Web page and app entries:
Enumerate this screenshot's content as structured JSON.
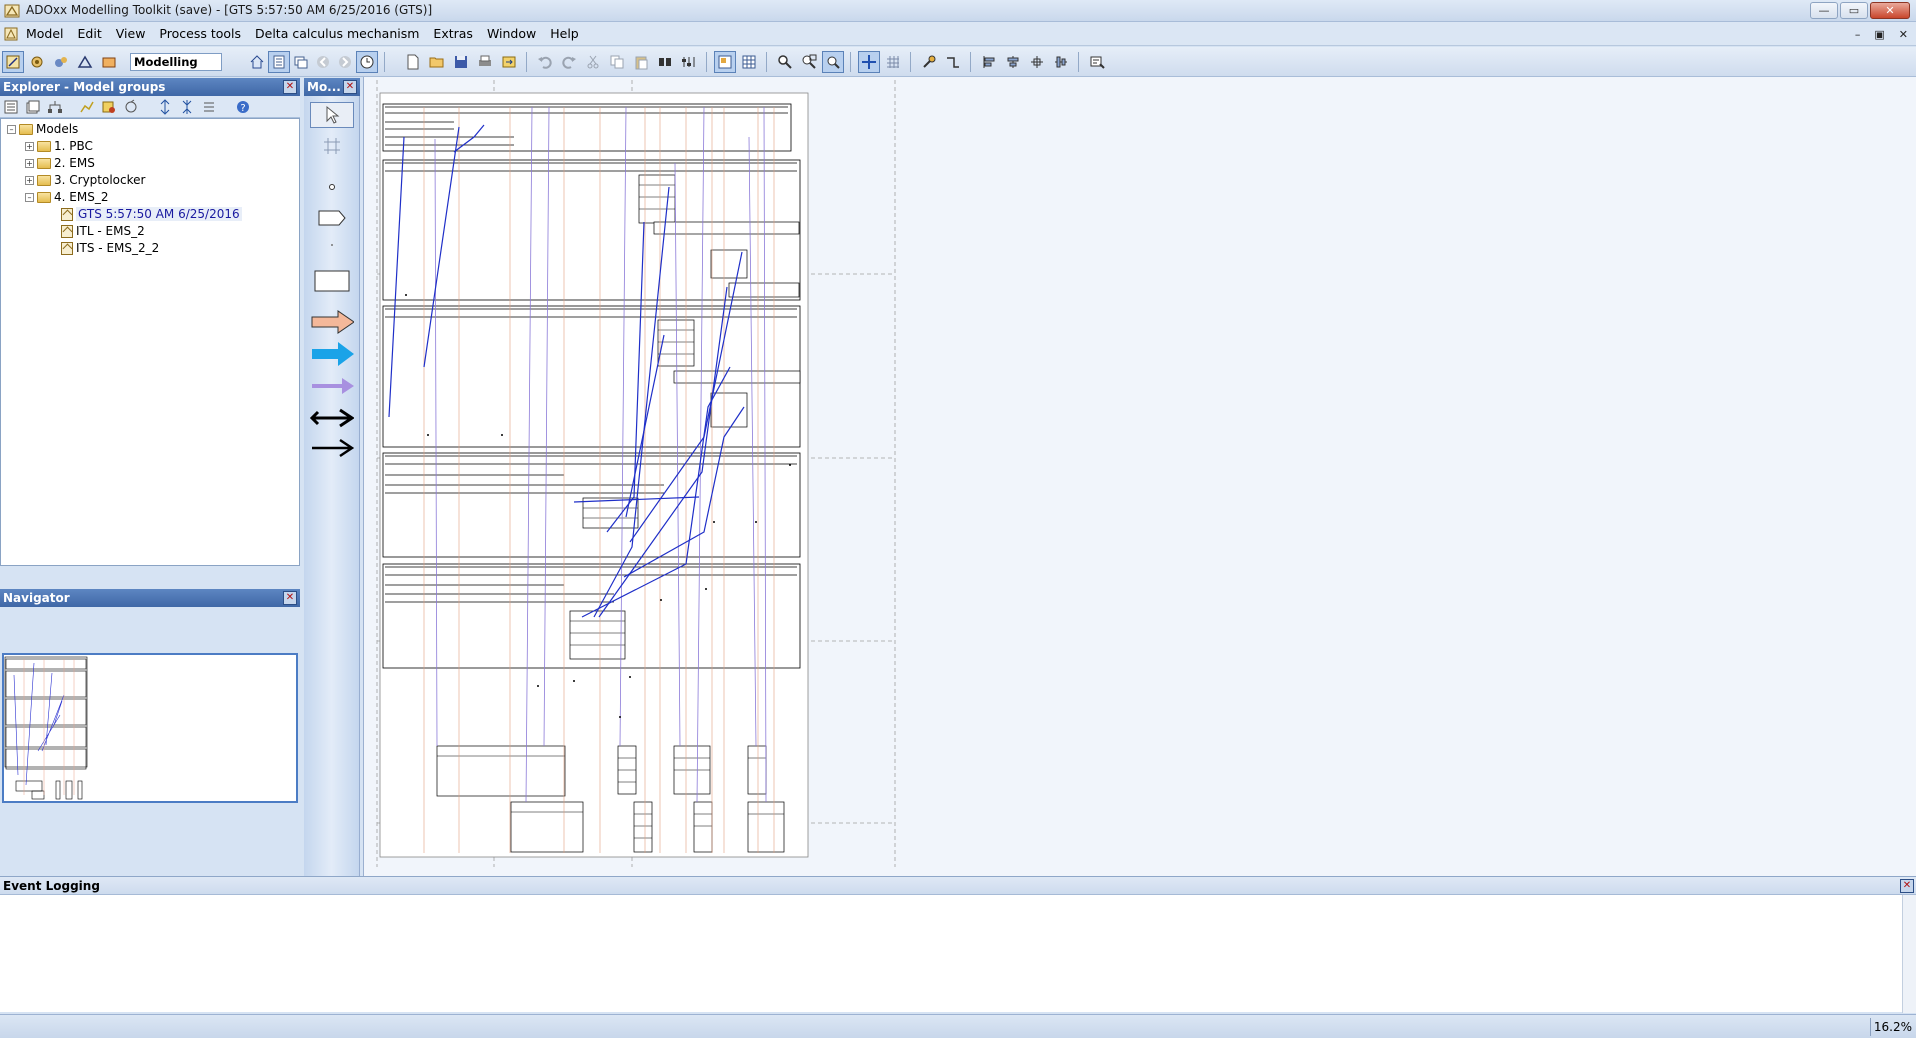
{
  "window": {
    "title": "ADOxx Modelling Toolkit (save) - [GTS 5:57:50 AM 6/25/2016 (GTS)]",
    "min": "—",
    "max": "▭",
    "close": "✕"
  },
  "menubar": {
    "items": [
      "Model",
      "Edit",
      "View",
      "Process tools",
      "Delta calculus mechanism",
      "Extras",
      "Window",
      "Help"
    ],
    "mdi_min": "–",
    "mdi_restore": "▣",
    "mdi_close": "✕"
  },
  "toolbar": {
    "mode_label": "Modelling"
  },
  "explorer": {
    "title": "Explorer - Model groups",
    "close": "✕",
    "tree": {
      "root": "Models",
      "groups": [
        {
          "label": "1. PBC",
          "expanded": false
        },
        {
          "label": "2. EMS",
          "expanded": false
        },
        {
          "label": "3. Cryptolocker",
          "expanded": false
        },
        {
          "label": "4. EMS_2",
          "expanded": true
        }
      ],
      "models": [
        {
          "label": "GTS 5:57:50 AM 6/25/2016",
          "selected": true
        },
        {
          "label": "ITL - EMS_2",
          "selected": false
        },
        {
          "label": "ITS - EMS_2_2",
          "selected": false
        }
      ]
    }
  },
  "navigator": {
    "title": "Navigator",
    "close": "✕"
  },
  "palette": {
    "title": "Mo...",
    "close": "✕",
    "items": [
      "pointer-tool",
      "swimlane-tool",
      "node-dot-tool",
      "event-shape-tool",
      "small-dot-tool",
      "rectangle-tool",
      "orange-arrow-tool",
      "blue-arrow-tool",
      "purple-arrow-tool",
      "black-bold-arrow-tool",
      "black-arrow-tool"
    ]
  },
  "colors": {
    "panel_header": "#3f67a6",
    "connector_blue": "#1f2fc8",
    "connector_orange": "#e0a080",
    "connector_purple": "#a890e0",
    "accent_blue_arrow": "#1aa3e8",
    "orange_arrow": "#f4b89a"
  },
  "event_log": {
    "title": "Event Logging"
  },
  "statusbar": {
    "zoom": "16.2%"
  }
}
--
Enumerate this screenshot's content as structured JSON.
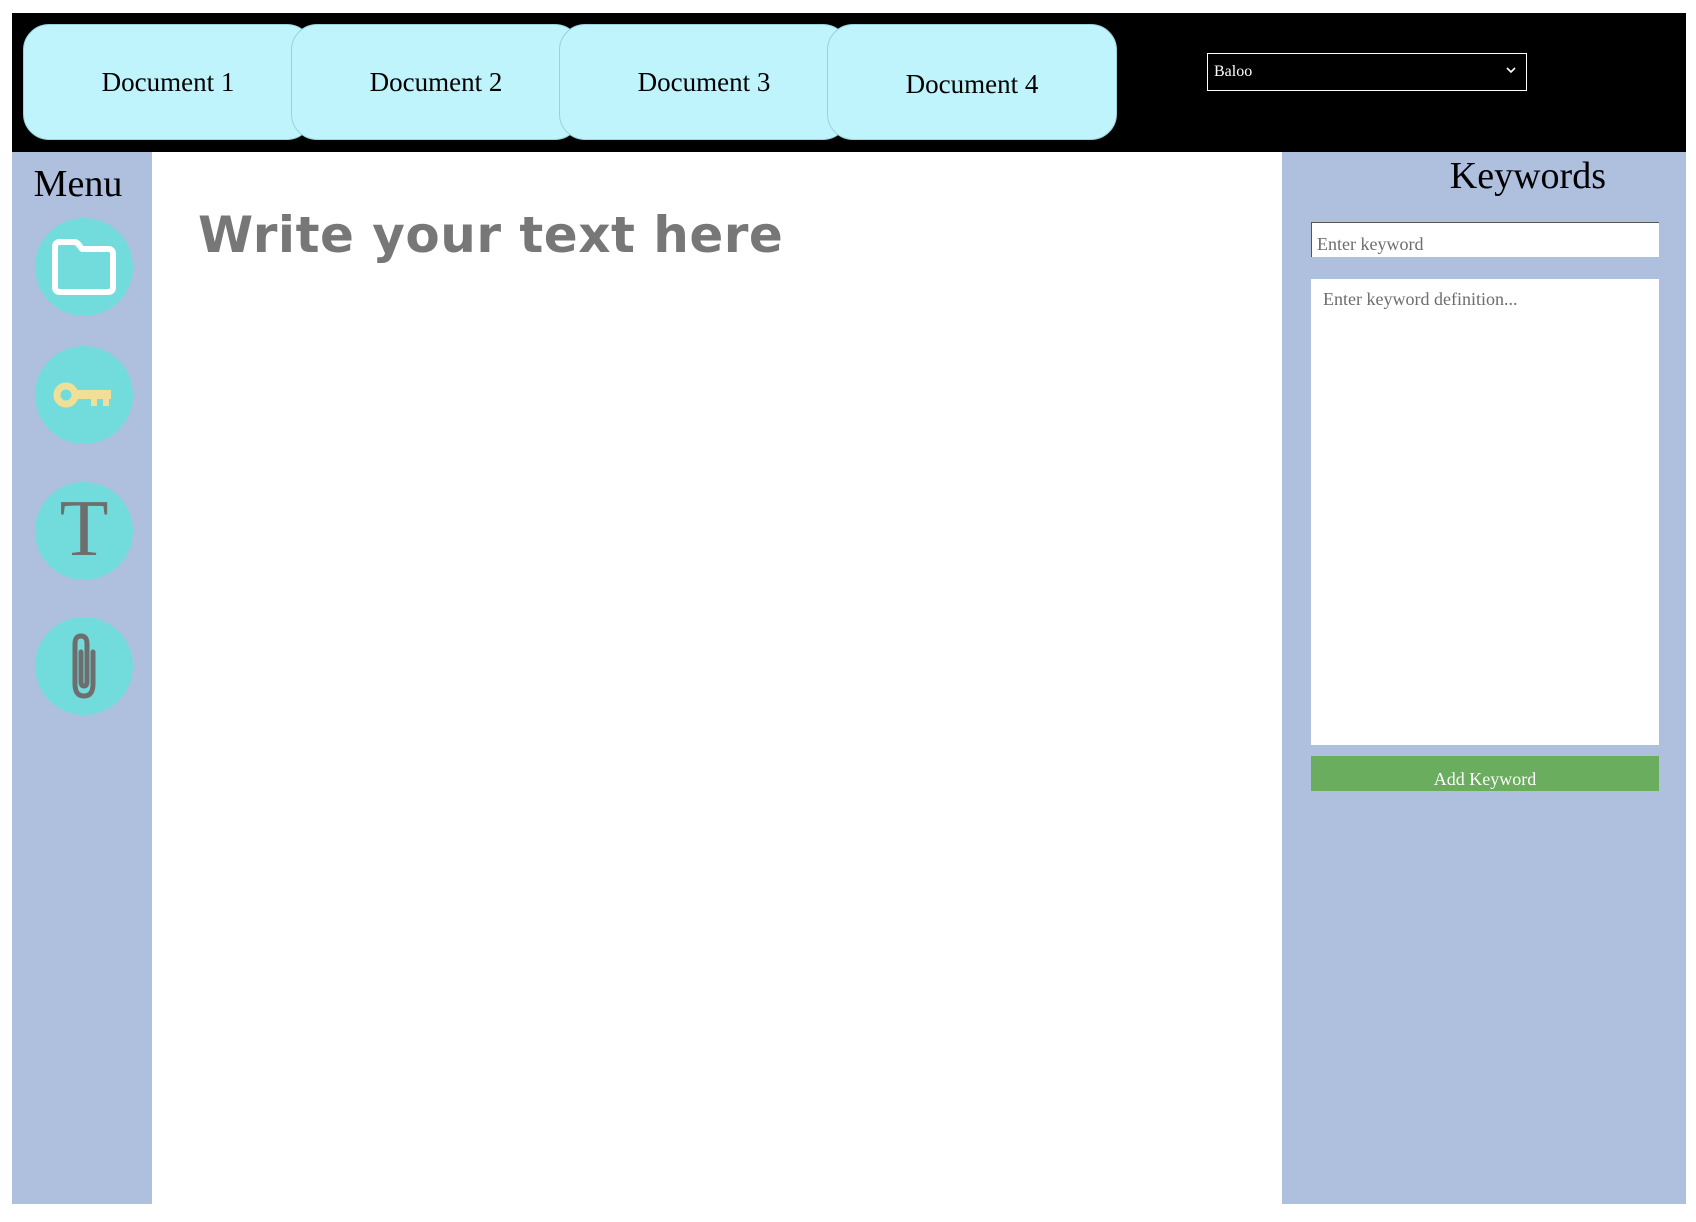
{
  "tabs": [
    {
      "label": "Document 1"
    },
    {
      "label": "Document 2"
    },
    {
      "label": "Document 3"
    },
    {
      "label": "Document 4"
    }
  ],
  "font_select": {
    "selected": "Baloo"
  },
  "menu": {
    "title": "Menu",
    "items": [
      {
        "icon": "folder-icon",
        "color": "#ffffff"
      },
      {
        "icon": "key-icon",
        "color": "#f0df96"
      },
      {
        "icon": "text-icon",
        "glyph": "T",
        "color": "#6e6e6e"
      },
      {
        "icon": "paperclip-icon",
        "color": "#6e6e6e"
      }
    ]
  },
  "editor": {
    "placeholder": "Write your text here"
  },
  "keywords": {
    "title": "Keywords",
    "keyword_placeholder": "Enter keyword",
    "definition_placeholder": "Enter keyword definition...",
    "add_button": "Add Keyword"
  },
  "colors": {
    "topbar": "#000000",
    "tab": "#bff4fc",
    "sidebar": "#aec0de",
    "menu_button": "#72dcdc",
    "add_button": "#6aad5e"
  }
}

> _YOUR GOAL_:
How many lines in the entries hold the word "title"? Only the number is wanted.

> _SOLVED EXERCISE_:
7